Despite the problems that this trafficking is causing, the Iranian government has taken no steps to stop it. The Iranian Minister of Agriculture estimates that the livestock trafficking figures amount to around 2 million. Mahmoud Hojjati said: “Currently there are 2 million livestock being trafficked to other countries. This is a national capital and this capital is taken to countries in the Persian Gulf from the west, northwest and south of the country.” Such high numbers only confirm that the authorities are involved in one way or another.
Many people in Iran have been unable to afford meat. The economic crisis is worsening in the country and people are becoming increasingly desperate. Reports from inside Iran indicate that people are queuing for hours to be able to purchase meat, but are disappointed by the quality of what they receive. If they get any at all.

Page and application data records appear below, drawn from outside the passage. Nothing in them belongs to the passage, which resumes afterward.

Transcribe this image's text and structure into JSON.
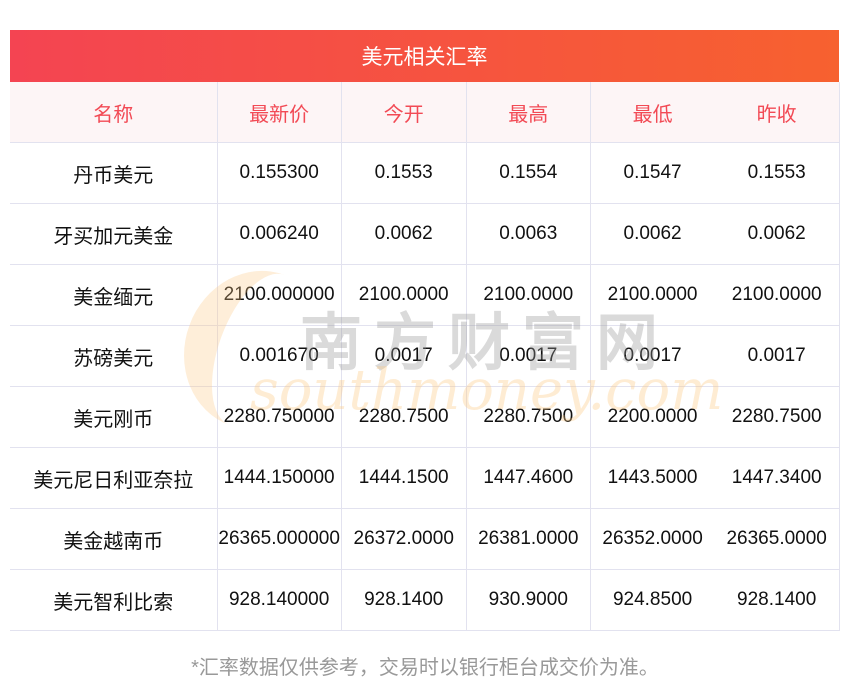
{
  "title": "美元相关汇率",
  "columns": [
    "名称",
    "最新价",
    "今开",
    "最高",
    "最低",
    "昨收"
  ],
  "rows": [
    [
      "丹币美元",
      "0.155300",
      "0.1553",
      "0.1554",
      "0.1547",
      "0.1553"
    ],
    [
      "牙买加元美金",
      "0.006240",
      "0.0062",
      "0.0063",
      "0.0062",
      "0.0062"
    ],
    [
      "美金缅元",
      "2100.000000",
      "2100.0000",
      "2100.0000",
      "2100.0000",
      "2100.0000"
    ],
    [
      "苏磅美元",
      "0.001670",
      "0.0017",
      "0.0017",
      "0.0017",
      "0.0017"
    ],
    [
      "美元刚币",
      "2280.750000",
      "2280.7500",
      "2280.7500",
      "2200.0000",
      "2280.7500"
    ],
    [
      "美元尼日利亚奈拉",
      "1444.150000",
      "1444.1500",
      "1447.4600",
      "1443.5000",
      "1447.3400"
    ],
    [
      "美金越南币",
      "26365.000000",
      "26372.0000",
      "26381.0000",
      "26352.0000",
      "26365.0000"
    ],
    [
      "美元智利比索",
      "928.140000",
      "928.1400",
      "930.9000",
      "924.8500",
      "928.1400"
    ]
  ],
  "watermark": {
    "cn": "南方财富网",
    "en": "southmoney.com"
  },
  "footnote": "*汇率数据仅供参考，交易时以银行柜台成交价为准。"
}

The restaurant industry in the country is also suffering as a result of the crisis and the head of the restaurant union in Tehran recently said that there is currently a new low for the number of people eating in restaurants. Ali Asghar Mir Ibrahimi indicated that a quarter of restaurants in the city had no choice but to close down because of the lack of clientele. He said: “This year we have witnessed an unprecedented drop in restaurant customers to the extent that from the 700 registered and licensed restaurants in Tehran, 180 restaurants have asked us to revoke their license.”
He explained that the restaurants, as well as putting up with fewer customers, also face huge increases to the cost of ingredients – especially meat. Restauranteurs have had great difficulty surviving in an economic climate that seems impossible. To increase prices to cover the increased costs and taxes would result in less customers because the people are struggling on a personal level.
The Iranian regime is exporting meat abroad, but has been importing cheaper meat that has been frozen. Reports on social media show that the imported frozen meat is of inferior quality.
Predictably, the Iranian regime has tried to pin the blame on anything but itself. One excuse is that sanctions are behind the increase in meat prices. However, this was disputed by a former minister of commerce who confirmed that the sanctions are totally unrelated. Yahya Ale Eshaq said at the beginning of the month that meat exports do not come under the scope of the sanctions in any way at all.
Once again, the people are being let down by the government that is supposed to look after their interests. This is just one more example of how the clerical regime is mismanaging the country’s issues and is just another reason for why the people want the regime to collapse.